This implementation has several problems, first of all, it's not an SMTP server, instead it relies on Gmail SMTP server. Secondly, Gmail allows this only with a lowered security setting and even so it'll keep sending emails to check if you still want this behaviour, randomly blocking that account.

And the last one is nitpicking, but I'll mention anyway: it's better to have a service that can be scaled both vertically and horizontally, therefore you don't really need your own cluster implementation

killshot13 profile image
Michael R. • Edited

@valeriavg I appreciate the constructive criticism, and I agree there is always room for improvement.

Sorry for any confusion regarding the usage of Gmail's built-in SMTP server; just so everyone is on the same page, this is not a fully self-sufficient application.

You are also correct that whatever Gmail account is used must employ lower security settings, so you would generally not want to use your personal email account.

For anyone wishing to use this application for a personal website, I recently updated the code to include support for accounts. These accounts are normally used for testing, but can also be used functionally to mitigate the security risk since the accounts are generated at random.

On the business side of things, anyone using Google Workspaces or a similar user management platform can easily generate a no-reply email endpoint based on their domain name and configure the permissions in their admin dashboard.

Hope this helps!

mrrcollins profile image
Ryan Collins

I would agree.
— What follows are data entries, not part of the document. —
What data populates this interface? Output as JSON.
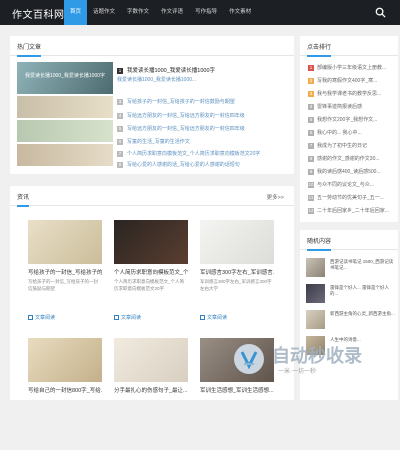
{
  "header": {
    "logo": "作文百科网",
    "nav": [
      "首页",
      "话题作文",
      "字数作文",
      "作文评语",
      "写作指导",
      "作文素材"
    ]
  },
  "hot_articles": {
    "title": "热门文章",
    "featured_image_text": "我爱读长播1000_我爱读长播1000字",
    "items": [
      {
        "num": "1",
        "text": "我爱读长播1000_我爱读长播1000字"
      },
      {
        "num": "2",
        "text": "我爱读长播1000_我爱读长播1000..."
      },
      {
        "num": "3",
        "text": "写给孩子的一封信_写给孩子的一封信鼓励与期望"
      },
      {
        "num": "4",
        "text": "写给远方朋友的一封信_写给远方朋友的一封信四年级"
      },
      {
        "num": "5",
        "text": "写给远方朋友的一封信_写给远方朋友的一封信四年级"
      },
      {
        "num": "6",
        "text": "写童的生活_写童的生活作文"
      },
      {
        "num": "7",
        "text": "个人简历求职意向模板范文_个人简历求职意向模板范文20字"
      },
      {
        "num": "8",
        "text": "写给心爱的人感谢的话_写给心爱的人感谢的话短句"
      }
    ]
  },
  "recommend": {
    "title": "点击排行",
    "items": [
      {
        "num": "1",
        "text": "部编版小学三年级语文上册教..."
      },
      {
        "num": "2",
        "text": "写我的寒假作文400字_寒..."
      },
      {
        "num": "3",
        "text": "我与我学课老书的教学反思..."
      },
      {
        "num": "4",
        "text": "雷锋事迹简报读后感"
      },
      {
        "num": "5",
        "text": "我想作文200字_我想作文..."
      },
      {
        "num": "6",
        "text": "我心中的... 我心中..."
      },
      {
        "num": "7",
        "text": "我成为了初中生的日记"
      },
      {
        "num": "8",
        "text": "感谢的作文_感谢的作文30..."
      },
      {
        "num": "9",
        "text": "我的读后感400_读后感500..."
      },
      {
        "num": "10",
        "text": "与众不同的议论文_与众..."
      },
      {
        "num": "11",
        "text": "五一劳动节的优美句子_五一..."
      },
      {
        "num": "12",
        "text": "二十年后回家乡_二十年后回家..."
      }
    ]
  },
  "random": {
    "title": "随机内容",
    "items": [
      {
        "text": "西游记读书笔记 1500_西游记读书笔记..."
      },
      {
        "text": "雷锋是个好人... 雷锋是个好人的..."
      },
      {
        "text": "新西游主角的心灵_新西游主角..."
      },
      {
        "text": "人生中的诗意..."
      }
    ]
  },
  "essays": {
    "title": "资讯",
    "more": "更多>>",
    "cards": [
      {
        "title": "写给孩子的一封信_写给孩子的一...",
        "desc": "写给孩子的一封信_写给孩子的一封信鼓励与期望",
        "tag": "文章阅读"
      },
      {
        "title": "个人简历求职意向模板范文_个人...",
        "desc": "个人简历求职意向模板范文_个人简历求职意向模板范文20字",
        "tag": "文章阅读"
      },
      {
        "title": "军训感言300字左右_军训感言...",
        "desc": "军训感言300字左右_军训感言300字左右大学",
        "tag": "文章阅读"
      },
      {
        "title": "写给自己的一封信800字_写给...",
        "desc": "",
        "tag": ""
      },
      {
        "title": "分手最扎心的伤感句子_最让...",
        "desc": "",
        "tag": ""
      },
      {
        "title": "军训生活感想_军训生活感想...",
        "desc": "",
        "tag": ""
      }
    ]
  },
  "watermark": {
    "main": "自动秒收录",
    "sub": "一米·一坊一秒"
  },
  "colors": {
    "accent": "#2f9be6",
    "topbar": "#1c1f24",
    "hot_red": "#d9534f",
    "hot_orange": "#f0ad4e"
  }
}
Also, instead of using Gmail, hook it into the API of Amazon SES, Sendgrid, Mailgun, etc. Or, roll your own email sending server (yes, that is still possible 😎 ).

killshot13 profile image
Michael R.

I will definitely look at expanding functionality to include various email services and update the code and this tutorial accordingly. Thank you for the feedback, @mrrcollins .

mikoloism profile image

Good 🤗🌺